I can’t begin to count the number of times my mother would call to me and ask me to see who was at the door. Growing up in the late forties and throughout the fifties, I experienced a lifestyle that had virtually disappeared.
Although we had a variety of small shops within easy walking distance of our home, many businesses went above and beyond the call of duty to win us over as customers.
There were three major newspapers in Pittsburgh back then: The Press, The Post-Gazette, and The Sun-Telegraph. All three offered jobs to young boys to deliver the papers door to door. We subscribed to The Press. The daily papers cost five cents and the Sunday edition was twenty cents. Once a week a boy came knocking on the door to collect the fifty cents we owed him.
For home milk delivery, we had a choice of Meadow Gold, Harmony, or Otto’s Dairy. My Uncle Tom worked for Meadow Gold, so they won our business. Of course, if we ran out between deliveries, we could always stop one of the other company’s drivers and get whatever we needed. I know they sold regular milk, buttermilk, chocolate milk, half and half, and whipping cream. They may have also sold eggs and butter. My memory is a bit weak in that regard,
Once a week a truck – I believe it was Brandi’s Cleaners – came by with laundered shirts for my older brothers. That same company did dry cleaning, but for whatever reason, we always took our dry cleaning down to Mr. Swartz.
The mail man came once a day except when they delivered twice a day in the weeks leading up to Christmas. Of course, we were paying the princely sum of three or four cents for first class mail back in those days.
In the years following the depression, insurance companies began selling policies that had weekly premiums. My parents had policies on themselves as well as me and my siblings. Each policy cost anywhere from ten to twenty cents per week, and a man came by once a week to collect the money. The thing I remember most about him was his smelly cigars. He never gave a thought to leaving the thing outside before he walked right in and announced his presence.
I’m not sure how often another old man came buy. He would drive his ancient truck slowly up and down every alley and street yelling, “Rag Man!” I don’t think my parents ever had anything to give or sell to him, so I’m not sure how his business operated. Looking in the back of his truck made me believe he’d take just about anything… including rags.
For the first few years of my life, we’d see the man in the coal truck making his deliveries. Our house was equipped with a coal chute that led to the coal cellar. My father had to carry buckets of coal from that cellar to the main cellar to keep the furnace going in the winter. Later, after we converted to a gas furnace, we used that cellar to store fruits and vegetables my mother had ‘canned’ in Mason jars.

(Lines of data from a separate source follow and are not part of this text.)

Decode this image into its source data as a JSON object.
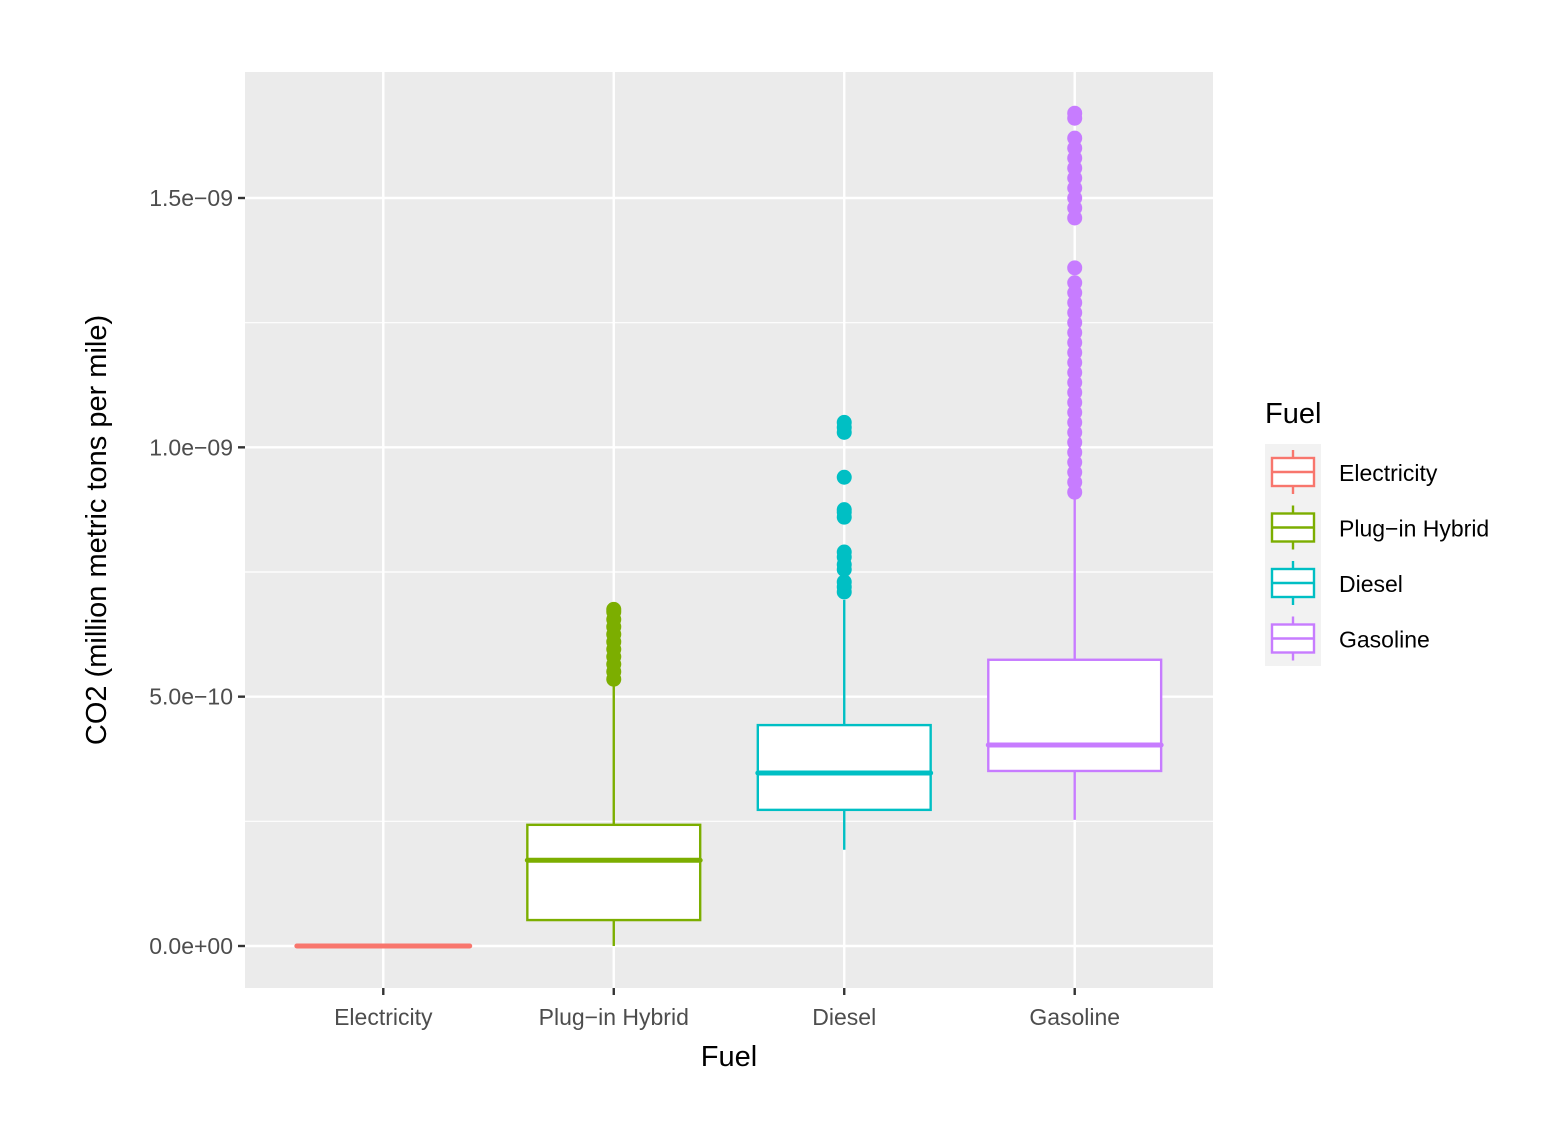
{
  "chart_data": {
    "type": "box",
    "title": "",
    "xlabel": "Fuel",
    "ylabel": "CO2 (million metric tons per mile)",
    "categories": [
      "Electricity",
      "Plug−in Hybrid",
      "Diesel",
      "Gasoline"
    ],
    "ylim": [
      -8.5e-11,
      1.75e-09
    ],
    "yticks": [
      0,
      5e-10,
      1e-09,
      1.5e-09
    ],
    "ytick_labels": [
      "0.0e+00",
      "5.0e−10",
      "1.0e−09",
      "1.5e−09"
    ],
    "grid": true,
    "legend": {
      "title": "Fuel",
      "position": "right",
      "entries": [
        "Electricity",
        "Plug−in Hybrid",
        "Diesel",
        "Gasoline"
      ]
    },
    "series": [
      {
        "name": "Electricity",
        "color": "#F8766D",
        "whisker_low": 0,
        "q1": 0,
        "median": 0,
        "q3": 0,
        "whisker_high": 0,
        "outliers": []
      },
      {
        "name": "Plug−in Hybrid",
        "color": "#7CAE00",
        "whisker_low": 0,
        "q1": 5.2e-11,
        "median": 1.72e-10,
        "q3": 2.43e-10,
        "whisker_high": 5.3e-10,
        "outliers": [
          5.35e-10,
          5.5e-10,
          5.65e-10,
          5.8e-10,
          5.95e-10,
          6.1e-10,
          6.25e-10,
          6.4e-10,
          6.55e-10,
          6.7e-10,
          6.75e-10
        ]
      },
      {
        "name": "Diesel",
        "color": "#00BFC4",
        "whisker_low": 1.93e-10,
        "q1": 2.73e-10,
        "median": 3.47e-10,
        "q3": 4.43e-10,
        "whisker_high": 6.94e-10,
        "outliers": [
          7.1e-10,
          7.2e-10,
          7.3e-10,
          7.55e-10,
          7.65e-10,
          7.8e-10,
          7.9e-10,
          8.6e-10,
          8.7e-10,
          8.75e-10,
          9.4e-10,
          1.03e-09,
          1.04e-09,
          1.05e-09
        ]
      },
      {
        "name": "Gasoline",
        "color": "#C77CFF",
        "whisker_low": 2.53e-10,
        "q1": 3.51e-10,
        "median": 4.03e-10,
        "q3": 5.74e-10,
        "whisker_high": 9.04e-10,
        "outliers": [
          9.1e-10,
          9.3e-10,
          9.5e-10,
          9.7e-10,
          9.9e-10,
          1.01e-09,
          1.03e-09,
          1.05e-09,
          1.07e-09,
          1.09e-09,
          1.11e-09,
          1.13e-09,
          1.15e-09,
          1.17e-09,
          1.19e-09,
          1.21e-09,
          1.23e-09,
          1.25e-09,
          1.27e-09,
          1.29e-09,
          1.31e-09,
          1.33e-09,
          1.36e-09,
          1.46e-09,
          1.48e-09,
          1.5e-09,
          1.52e-09,
          1.54e-09,
          1.56e-09,
          1.58e-09,
          1.6e-09,
          1.62e-09,
          1.66e-09,
          1.67e-09
        ]
      }
    ]
  }
}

As I recall, the men who delivered coal in the winter were the same fellows who delivered ice in the summer. While I did encounter a few ice boxes at summer cottages, my family had already moved up in the world and we had a Frigidaire during my early childhood.

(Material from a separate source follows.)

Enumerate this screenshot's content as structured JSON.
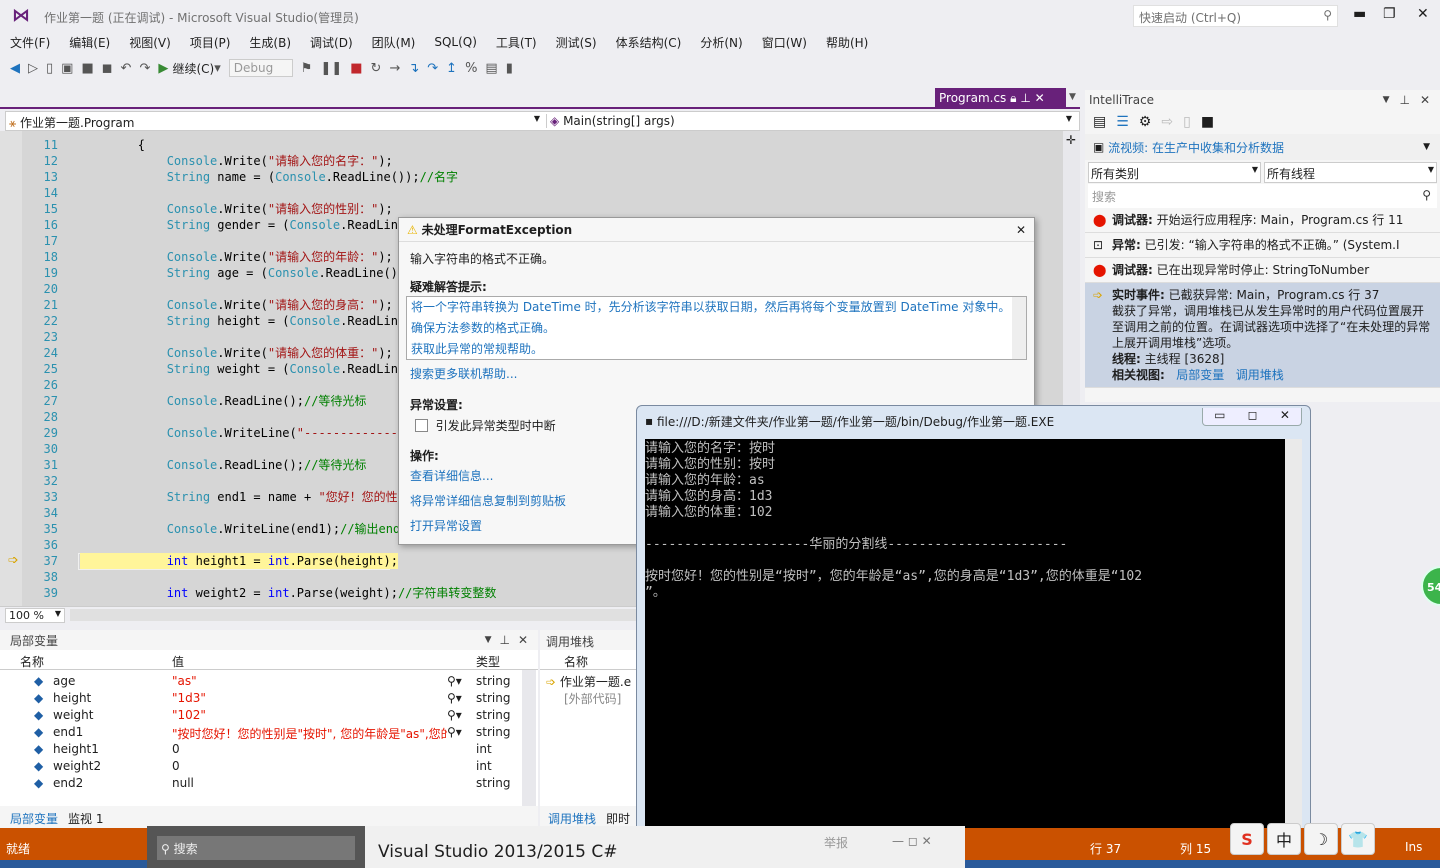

Another frequent visitor was a blind man who sold various housewares such as dish towels, combs, brushes, and the like. Some people called him a drummer. As a child, I could never understand that term; I never did see his drum.
I was always fascinated how he was able to negotiate the sidewalks and steps using a long white cane with a red tip. My mother usually bought something from him simply because he was making an effort to earn his own living and not relying on charity.
Although my parents had a reasonable supply of whet stones and strops, when the man with the grindstone came around to sharpen scissors and knives, my mother usually let him sharpen her favorite utensils.
In addition to all the folks listed so far, we had a number of other weekly visitors: the bread man, vegetable hucksters, and the ever-popular ice cream man. In truth, there were two ice cream men – one soft serve and the other the Good Humor type products – and they came around almost every day in the summer.
Obviously the shopkeepers in our business district weren’t about to lose all their business to the home delivery folks. Some of my friends had jobs at the drug store and grocery stores doing nothing but making home deliveries.
As more and more families bought first and second cars, and more housewives went to work full time, the home delivery market seemed to dry up. For years, it was virtually impossible to get something smaller than a refrigerator delivered to your home. The one exception I can think of right now is the florists. Through it all, they continued to deliver flowers to homes, hospitals, and offices.
Then came the pizza revolution. Pizza shops began opening in every neighborhood. Before long, someone hit on the idea of home delivery. Before long, Chinese restaurants caught the spirit, as did other restaurants.
While Western Union worked their way out of home delivery and began using the telephone to deliver their messages, Easter Onion and other similar companies began delivering silly messages and strippers.
Now, I notice that some drug stores have returned to making home deliveries. Some of their vehicles are even more fancy than the pizza delivery cars. There are also caterers who will prepare a fancy dinner and deliver it to the homemaker who can serve it while pretending it was all cooked right on the premises.
Perhaps home delivery is coming back in all its glory. That reminds me, I have a few shirts that need to go to the laundry. Maybe I can find one who will save me the trip.